• **Prompt**
Every line containing the string "Report" is to be copied from the records.

• **Source information**
■ ■ ■ ■

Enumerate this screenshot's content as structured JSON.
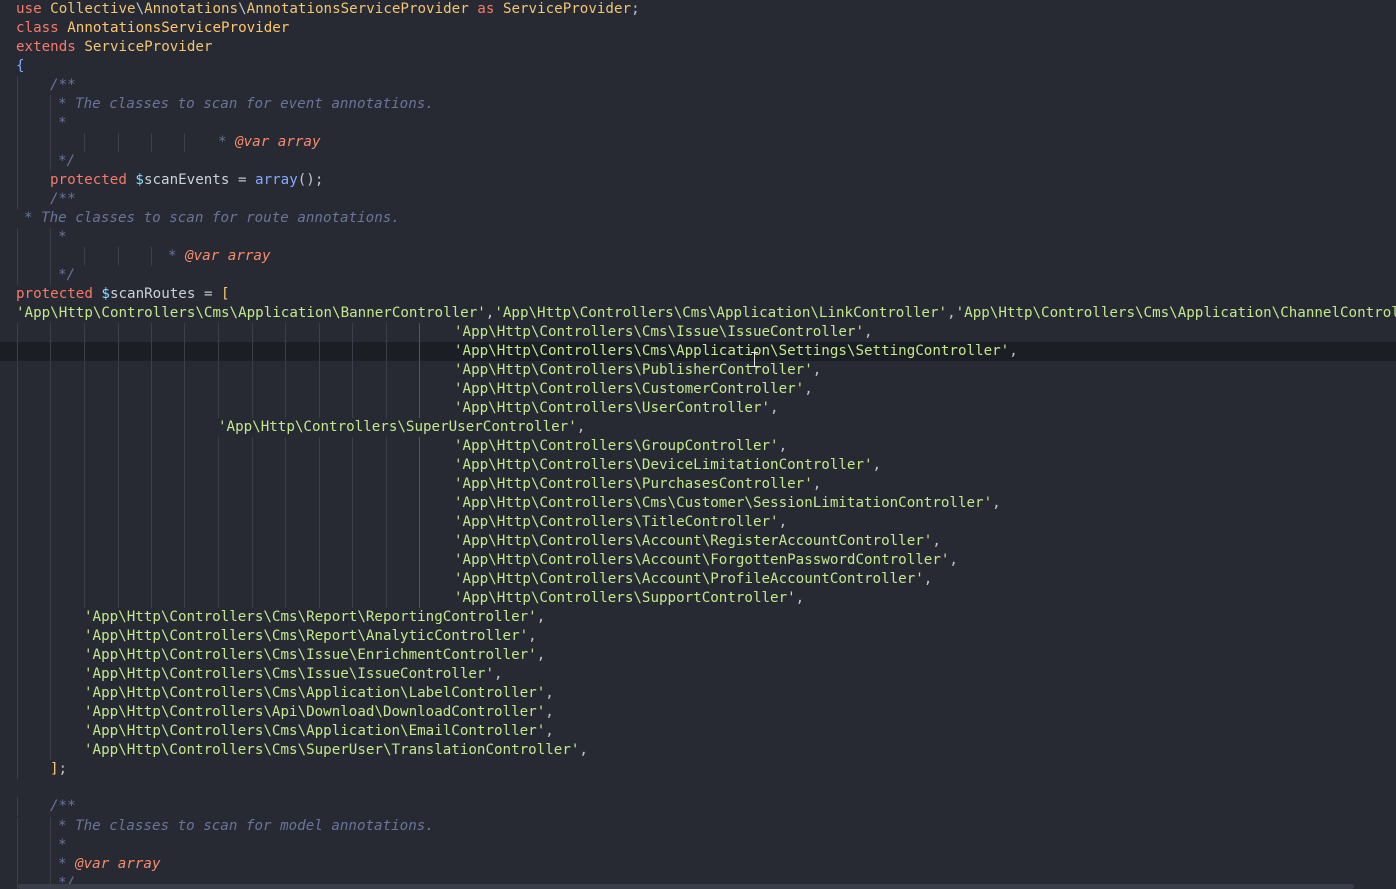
{
  "editor": {
    "lines": [
      [
        [
          "kw",
          "use"
        ],
        [
          "txt",
          " "
        ],
        [
          "cls",
          "Collective"
        ],
        [
          "pun",
          "\\"
        ],
        [
          "cls",
          "Annotations"
        ],
        [
          "pun",
          "\\"
        ],
        [
          "cls",
          "AnnotationsServiceProvider"
        ],
        [
          "txt",
          " "
        ],
        [
          "kw",
          "as"
        ],
        [
          "txt",
          " "
        ],
        [
          "cls",
          "ServiceProvider"
        ],
        [
          "pun",
          ";"
        ]
      ],
      [
        [
          "kw",
          "class"
        ],
        [
          "txt",
          " "
        ],
        [
          "clsd",
          "AnnotationsServiceProvider"
        ]
      ],
      [
        [
          "kw",
          "extends"
        ],
        [
          "txt",
          " "
        ],
        [
          "cls",
          "ServiceProvider"
        ]
      ],
      [
        [
          "bkt",
          "{"
        ]
      ],
      [
        [
          "com",
          "/**"
        ]
      ],
      [
        [
          "com",
          "* The classes to scan for event annotations."
        ]
      ],
      [
        [
          "com",
          "*"
        ]
      ],
      [
        [
          "com",
          "* "
        ],
        [
          "tag",
          "@var array"
        ]
      ],
      [
        [
          "com",
          "*/"
        ]
      ],
      [
        [
          "kw",
          "protected"
        ],
        [
          "txt",
          " "
        ],
        [
          "var",
          "$"
        ],
        [
          "txt",
          "scanEvents"
        ],
        [
          "txt",
          " "
        ],
        [
          "pun",
          "="
        ],
        [
          "txt",
          " "
        ],
        [
          "fn",
          "array"
        ],
        [
          "pun",
          "();"
        ]
      ],
      [
        [
          "com",
          "/**"
        ]
      ],
      [
        [
          "com",
          "* The classes to scan for route annotations."
        ]
      ],
      [
        [
          "com",
          "*"
        ]
      ],
      [
        [
          "com",
          "* "
        ],
        [
          "tag",
          "@var array"
        ]
      ],
      [
        [
          "com",
          "*/"
        ]
      ],
      [
        [
          "kw",
          "protected"
        ],
        [
          "txt",
          " "
        ],
        [
          "var",
          "$"
        ],
        [
          "txt",
          "scanRoutes"
        ],
        [
          "txt",
          " "
        ],
        [
          "pun",
          "="
        ],
        [
          "txt",
          " "
        ],
        [
          "brk",
          "["
        ]
      ],
      [
        [
          "str",
          "'App\\Http\\Controllers\\Cms\\Application\\BannerController'"
        ],
        [
          "pun",
          ","
        ],
        [
          "str",
          "'App\\Http\\Controllers\\Cms\\Application\\LinkController'"
        ],
        [
          "pun",
          ","
        ],
        [
          "str",
          "'App\\Http\\Controllers\\Cms\\Application\\ChannelController'"
        ]
      ],
      [
        [
          "str",
          "'App\\Http\\Controllers\\Cms\\Issue\\IssueController'"
        ],
        [
          "pun",
          ","
        ]
      ],
      [
        [
          "str",
          "'App\\Http\\Controllers\\Cms\\Application\\Settings\\SettingController'"
        ],
        [
          "pun",
          ","
        ]
      ],
      [
        [
          "str",
          "'App\\Http\\Controllers\\PublisherController'"
        ],
        [
          "pun",
          ","
        ]
      ],
      [
        [
          "str",
          "'App\\Http\\Controllers\\CustomerController'"
        ],
        [
          "pun",
          ","
        ]
      ],
      [
        [
          "str",
          "'App\\Http\\Controllers\\UserController'"
        ],
        [
          "pun",
          ","
        ]
      ],
      [
        [
          "str",
          "'App\\Http\\Controllers\\SuperUserController'"
        ],
        [
          "pun",
          ","
        ]
      ],
      [
        [
          "str",
          "'App\\Http\\Controllers\\GroupController'"
        ],
        [
          "pun",
          ","
        ]
      ],
      [
        [
          "str",
          "'App\\Http\\Controllers\\DeviceLimitationController'"
        ],
        [
          "pun",
          ","
        ]
      ],
      [
        [
          "str",
          "'App\\Http\\Controllers\\PurchasesController'"
        ],
        [
          "pun",
          ","
        ]
      ],
      [
        [
          "str",
          "'App\\Http\\Controllers\\Cms\\Customer\\SessionLimitationController'"
        ],
        [
          "pun",
          ","
        ]
      ],
      [
        [
          "str",
          "'App\\Http\\Controllers\\TitleController'"
        ],
        [
          "pun",
          ","
        ]
      ],
      [
        [
          "str",
          "'App\\Http\\Controllers\\Account\\RegisterAccountController'"
        ],
        [
          "pun",
          ","
        ]
      ],
      [
        [
          "str",
          "'App\\Http\\Controllers\\Account\\ForgottenPasswordController'"
        ],
        [
          "pun",
          ","
        ]
      ],
      [
        [
          "str",
          "'App\\Http\\Controllers\\Account\\ProfileAccountController'"
        ],
        [
          "pun",
          ","
        ]
      ],
      [
        [
          "str",
          "'App\\Http\\Controllers\\SupportController'"
        ],
        [
          "pun",
          ","
        ]
      ],
      [
        [
          "str",
          "'App\\Http\\Controllers\\Cms\\Report\\ReportingController'"
        ],
        [
          "pun",
          ","
        ]
      ],
      [
        [
          "str",
          "'App\\Http\\Controllers\\Cms\\Report\\AnalyticController'"
        ],
        [
          "pun",
          ","
        ]
      ],
      [
        [
          "str",
          "'App\\Http\\Controllers\\Cms\\Issue\\EnrichmentController'"
        ],
        [
          "pun",
          ","
        ]
      ],
      [
        [
          "str",
          "'App\\Http\\Controllers\\Cms\\Issue\\IssueController'"
        ],
        [
          "pun",
          ","
        ]
      ],
      [
        [
          "str",
          "'App\\Http\\Controllers\\Cms\\Application\\LabelController'"
        ],
        [
          "pun",
          ","
        ]
      ],
      [
        [
          "str",
          "'App\\Http\\Controllers\\Api\\Download\\DownloadController'"
        ],
        [
          "pun",
          ","
        ]
      ],
      [
        [
          "str",
          "'App\\Http\\Controllers\\Cms\\Application\\EmailController'"
        ],
        [
          "pun",
          ","
        ]
      ],
      [
        [
          "str",
          "'App\\Http\\Controllers\\Cms\\SuperUser\\TranslationController'"
        ],
        [
          "pun",
          ","
        ]
      ],
      [
        [
          "brk",
          "]"
        ],
        [
          "pun",
          ";"
        ]
      ],
      [],
      [
        [
          "com",
          "/**"
        ]
      ],
      [
        [
          "com",
          "* The classes to scan for model annotations."
        ]
      ],
      [
        [
          "com",
          "*"
        ]
      ],
      [
        [
          "com",
          "* "
        ],
        [
          "tag",
          "@var array"
        ]
      ],
      [
        [
          "com",
          "*/"
        ]
      ]
    ]
  }
}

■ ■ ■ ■

• **Answer to this problem**
          "'App\\Http\\Controllers\\Cms\\Report\\ReportingController'"
          "'App\\Http\\Controllers\\Cms\\Report\\AnalyticController'"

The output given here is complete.